As more and more theatres work to include emerging and local playwrights in their seasons, I am reminded that the very best theatre seasons introduce a wide, more diverse and inclusive, range of plays to their community. It is essential for the vitality, growth, and health of the community that they continue doing so. I'm appreciative that there is no national theatre in the U.S. and that playwrights across the nation are encouraged to write in their own voices, styles, and rhythms about any and everything that moves them. By no means is it a perfect system and it sure takes a while to find your tribe of people, but as an audience member, theatre artist and lover of the theatre:
- I want to see that hit from Broadway that I couldn't afford to go see.
- I want to see that classic written years and years and years ago, because the issues remain relevant, the characters are recognizable and the stories reverberate with such power.
- I want to see that revival of a play from as many as five or twenty years ago, because the craftmenship of the writing is superb and I just so happen to be teaching it in my Intro to Theatre, Play Analysis, History of Theatre I/II and/or Theatre of the Black Experience class this semester.
- I want to see and support the work of my fellow D.C. area playwrights and watch as they develop as playwrights in the same way that so many D.C. area actors, directors and designers have.
- I want to see my favorite story from childhood adapted into a play for the stage (more on that soon!).
Basically, I want it all. And this, ladies and gentlemen, is yet another reason why it is so extraordinary to be a theatre artist living and working in the D.C. Theatre community.
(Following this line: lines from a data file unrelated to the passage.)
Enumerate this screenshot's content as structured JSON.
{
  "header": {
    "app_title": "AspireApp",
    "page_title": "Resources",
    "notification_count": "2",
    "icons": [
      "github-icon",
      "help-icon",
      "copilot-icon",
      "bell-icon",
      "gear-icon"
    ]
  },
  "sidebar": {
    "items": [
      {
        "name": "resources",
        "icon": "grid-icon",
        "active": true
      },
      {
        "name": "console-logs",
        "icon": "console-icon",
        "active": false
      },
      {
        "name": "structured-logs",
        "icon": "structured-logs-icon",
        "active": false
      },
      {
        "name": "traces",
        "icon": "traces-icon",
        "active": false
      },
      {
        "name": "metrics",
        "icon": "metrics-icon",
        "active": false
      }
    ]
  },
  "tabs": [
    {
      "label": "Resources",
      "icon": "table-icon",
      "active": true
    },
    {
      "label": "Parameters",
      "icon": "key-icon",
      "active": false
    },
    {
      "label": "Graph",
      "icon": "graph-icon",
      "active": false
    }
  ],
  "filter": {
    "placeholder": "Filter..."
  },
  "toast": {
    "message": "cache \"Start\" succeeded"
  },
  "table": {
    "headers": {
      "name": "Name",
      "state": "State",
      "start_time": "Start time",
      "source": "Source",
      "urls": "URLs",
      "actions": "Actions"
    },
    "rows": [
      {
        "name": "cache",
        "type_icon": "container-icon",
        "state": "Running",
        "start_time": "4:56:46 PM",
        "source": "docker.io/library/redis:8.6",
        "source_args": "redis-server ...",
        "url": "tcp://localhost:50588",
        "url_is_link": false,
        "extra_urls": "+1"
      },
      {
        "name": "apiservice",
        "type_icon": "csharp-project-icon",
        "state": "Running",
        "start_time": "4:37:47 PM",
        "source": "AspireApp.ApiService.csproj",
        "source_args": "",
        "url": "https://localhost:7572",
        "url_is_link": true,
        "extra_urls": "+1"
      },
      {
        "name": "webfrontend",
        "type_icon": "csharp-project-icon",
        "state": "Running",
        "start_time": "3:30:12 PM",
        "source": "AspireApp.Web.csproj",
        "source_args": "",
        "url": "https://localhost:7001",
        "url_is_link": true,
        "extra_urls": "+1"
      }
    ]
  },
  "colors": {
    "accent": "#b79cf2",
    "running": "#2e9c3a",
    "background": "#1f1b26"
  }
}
In my next post and over the course of the next several days, I'm going to introduce you to the amazing, brilliant and talented Women Artistic Directors of D.C. being featured in this series. I'm so excited and can hardly wait to share these deeply powerful and moving stories with you. Please stay tuned!